PROVIDED MATERIAL »
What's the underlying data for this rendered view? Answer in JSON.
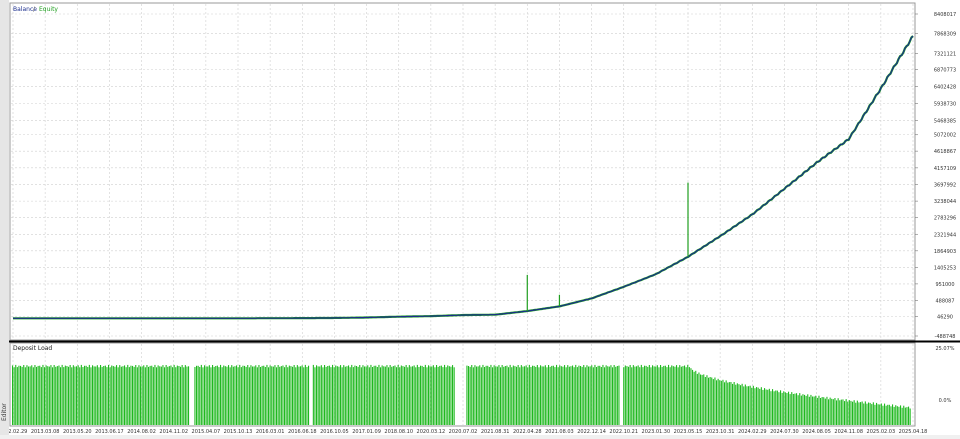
{
  "side_tab": {
    "label": "Editor"
  },
  "legend": {
    "balance": "Balance",
    "equity": "Equity"
  },
  "colors": {
    "balance": "#1a2d8c",
    "equity": "#1f9e1f",
    "deposit": "#1fb81f",
    "grid": "#cfcfcf",
    "separator": "#000000"
  },
  "chart_data": [
    {
      "type": "line",
      "title": "",
      "series": [
        {
          "name": "Balance",
          "color": "#1a2d8c"
        },
        {
          "name": "Equity",
          "color": "#1f9e1f"
        }
      ],
      "x": [
        "2012.02.29",
        "2013.03.08",
        "2013.05.20",
        "2013.06.17",
        "2014.08.02",
        "2014.11.02",
        "2015.04.07",
        "2015.10.13",
        "2016.03.01",
        "2016.06.18",
        "2016.10.05",
        "2017.01.09",
        "2018.08.10",
        "2020.03.12",
        "2020.07.02",
        "2021.08.31",
        "2022.04.28",
        "2021.08.03",
        "2022.12.14",
        "2022.10.21",
        "2023.01.30",
        "2023.05.15",
        "2023.10.31",
        "2024.02.29",
        "2024.07.30",
        "2024.08.05",
        "2024.11.08",
        "2025.02.03",
        "2025.04.18"
      ],
      "y_ticks": [
        "-488748",
        "46290",
        "488087",
        "951000",
        "1405253",
        "1864903",
        "2321944",
        "2783296",
        "3238044",
        "3697992",
        "4157109",
        "4618867",
        "5072002",
        "5468385",
        "5938730",
        "6402428",
        "6870773",
        "7321121",
        "7868309",
        "8408017"
      ],
      "y_range": [
        -488748,
        8408017
      ],
      "balance_values": [
        0,
        0,
        0,
        0,
        0,
        0,
        0,
        0,
        3000,
        5000,
        10000,
        22000,
        45000,
        60000,
        90000,
        100000,
        200000,
        330000,
        550000,
        870000,
        1220000,
        1700000,
        2270000,
        2870000,
        3580000,
        4300000,
        4950000,
        6350000,
        7800000
      ],
      "equity_dips": [
        {
          "x": "2023.05.15",
          "value": 3750000
        },
        {
          "x": "2022.04.28",
          "value": 1200000
        },
        {
          "x": "2021.08.03",
          "value": 650000
        }
      ]
    },
    {
      "type": "bar",
      "title": "Deposit Load",
      "y_ticks": [
        "25.07%",
        "0.0%"
      ],
      "y_range": [
        0,
        25.07
      ],
      "series": [
        {
          "name": "Deposit Load",
          "color": "#1fb81f"
        }
      ],
      "summary": {
        "plateau_value": 20.5,
        "end_value": 1.3
      }
    }
  ]
}
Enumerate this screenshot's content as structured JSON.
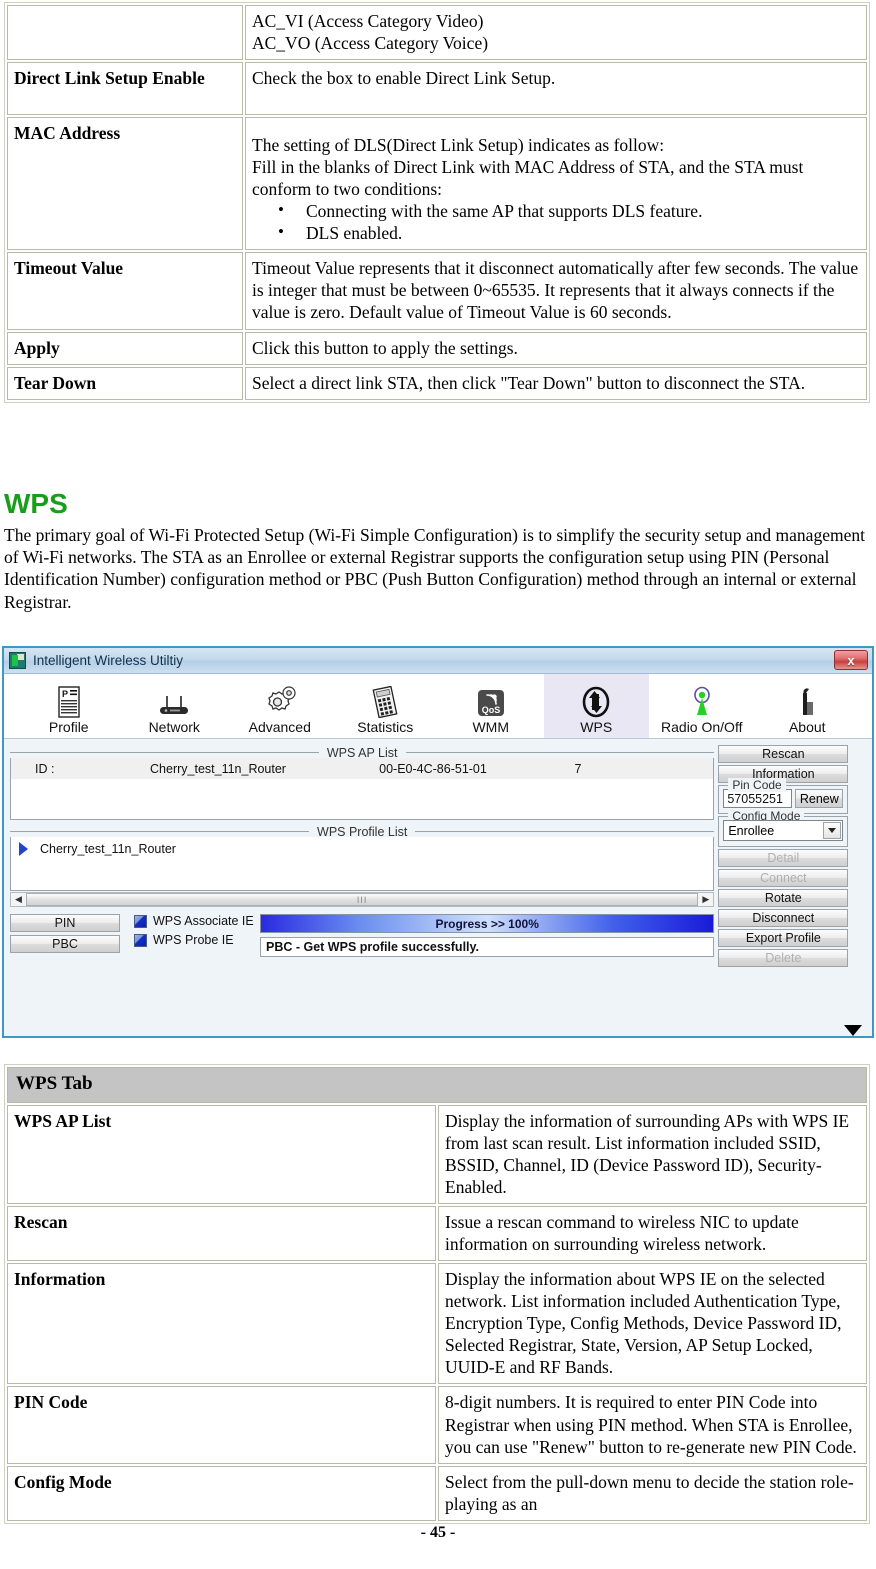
{
  "dls_table": {
    "rows": [
      {
        "key": "",
        "lines": [
          "AC_VI (Access Category Video)",
          "AC_VO (Access Category Voice)"
        ]
      },
      {
        "key": "Direct Link Setup Enable",
        "lines": [
          "Check the box to enable Direct Link Setup."
        ]
      },
      {
        "key": "MAC Address",
        "lines": [
          "The setting of DLS(Direct Link Setup) indicates as follow:",
          "Fill in the blanks of Direct Link with MAC Address of STA, and the STA must conform to two conditions:"
        ],
        "bullets": [
          "Connecting with the same AP that supports DLS feature.",
          "DLS enabled."
        ]
      },
      {
        "key": "Timeout Value",
        "lines": [
          "Timeout Value represents that it disconnect automatically after few seconds. The value is integer that must be between 0~65535. It represents that it always connects if the value is zero. Default value of Timeout Value is 60 seconds."
        ]
      },
      {
        "key": "Apply",
        "lines": [
          "Click this button to apply the settings."
        ]
      },
      {
        "key": "Tear Down",
        "lines": [
          "Select a direct link STA, then click \"Tear Down\" button to disconnect the STA."
        ]
      }
    ]
  },
  "wps_section": {
    "heading": "WPS",
    "heading_color": "#1a9e1a",
    "paragraph": "The primary goal of Wi-Fi Protected Setup (Wi-Fi Simple Configuration) is to simplify the security setup and management of Wi-Fi networks. The STA as an Enrollee or external Registrar supports the configuration setup using PIN (Personal Identification Number) configuration method or PBC (Push Button Configuration) method through an internal or external Registrar."
  },
  "app": {
    "title": "Intelligent Wireless Utiltiy",
    "close_label": "x",
    "toolbar": [
      {
        "label": "Profile",
        "icon": "profile-icon",
        "active": false
      },
      {
        "label": "Network",
        "icon": "router-icon",
        "active": false
      },
      {
        "label": "Advanced",
        "icon": "gears-icon",
        "active": false
      },
      {
        "label": "Statistics",
        "icon": "calculator-icon",
        "active": false
      },
      {
        "label": "WMM",
        "icon": "qos-icon",
        "active": false
      },
      {
        "label": "WPS",
        "icon": "wps-arrows-icon",
        "active": true
      },
      {
        "label": "Radio On/Off",
        "icon": "radio-tower-icon",
        "active": false
      },
      {
        "label": "About",
        "icon": "about-icon",
        "active": false
      }
    ],
    "ap_list": {
      "group_title": "WPS AP List",
      "row": {
        "id_label": "ID :",
        "ssid": "Cherry_test_11n_Router",
        "bssid": "00-E0-4C-86-51-01",
        "channel": "7"
      }
    },
    "profile_list": {
      "group_title": "WPS Profile List",
      "row": {
        "name": "Cherry_test_11n_Router"
      }
    },
    "scrollbar": {
      "left_arrow": "◀",
      "right_arrow": "▶",
      "grip": "III"
    },
    "method_buttons": [
      {
        "label": "PIN"
      },
      {
        "label": "PBC"
      }
    ],
    "checkboxes": [
      {
        "label": "WPS Associate IE",
        "checked": true
      },
      {
        "label": "WPS Probe IE",
        "checked": true
      }
    ],
    "progress": {
      "text": "Progress >> 100%",
      "percent": 100
    },
    "status": "PBC - Get WPS profile successfully.",
    "side_panel": {
      "rescan": "Rescan",
      "information": "Information",
      "pin_code_legend": "Pin Code",
      "pin_code_value": "57055251",
      "renew": "Renew",
      "config_mode_legend": "Config Mode",
      "config_mode_value": "Enrollee",
      "detail": "Detail",
      "connect": "Connect",
      "rotate": "Rotate",
      "disconnect": "Disconnect",
      "export_profile": "Export Profile",
      "delete": "Delete"
    }
  },
  "wps_table": {
    "header": "WPS Tab",
    "rows": [
      {
        "key": "WPS AP List",
        "text": "Display the information of surrounding APs with WPS IE from last scan result. List information included SSID, BSSID, Channel, ID (Device Password ID), Security-Enabled."
      },
      {
        "key": "Rescan",
        "text": "Issue a rescan command to wireless NIC to update information on surrounding wireless network."
      },
      {
        "key": "Information",
        "text": "Display the information about WPS IE on the selected network. List information included Authentication Type, Encryption Type, Config Methods, Device Password ID, Selected Registrar, State, Version, AP Setup Locked, UUID-E and RF Bands."
      },
      {
        "key": "PIN Code",
        "text": "8-digit numbers. It is required to enter PIN Code into Registrar when using PIN method. When STA is Enrollee, you can use \"Renew\" button to re-generate new PIN Code."
      },
      {
        "key": "Config Mode",
        "text": "Select from the pull-down menu to decide the station role-playing as an"
      }
    ]
  },
  "footer": "- 45 -"
}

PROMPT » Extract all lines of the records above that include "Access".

OUTPUT OF THE EXERCISE »
          "AC_VI (Access Category Video)",
          "AC_VO (Access Category Voice)"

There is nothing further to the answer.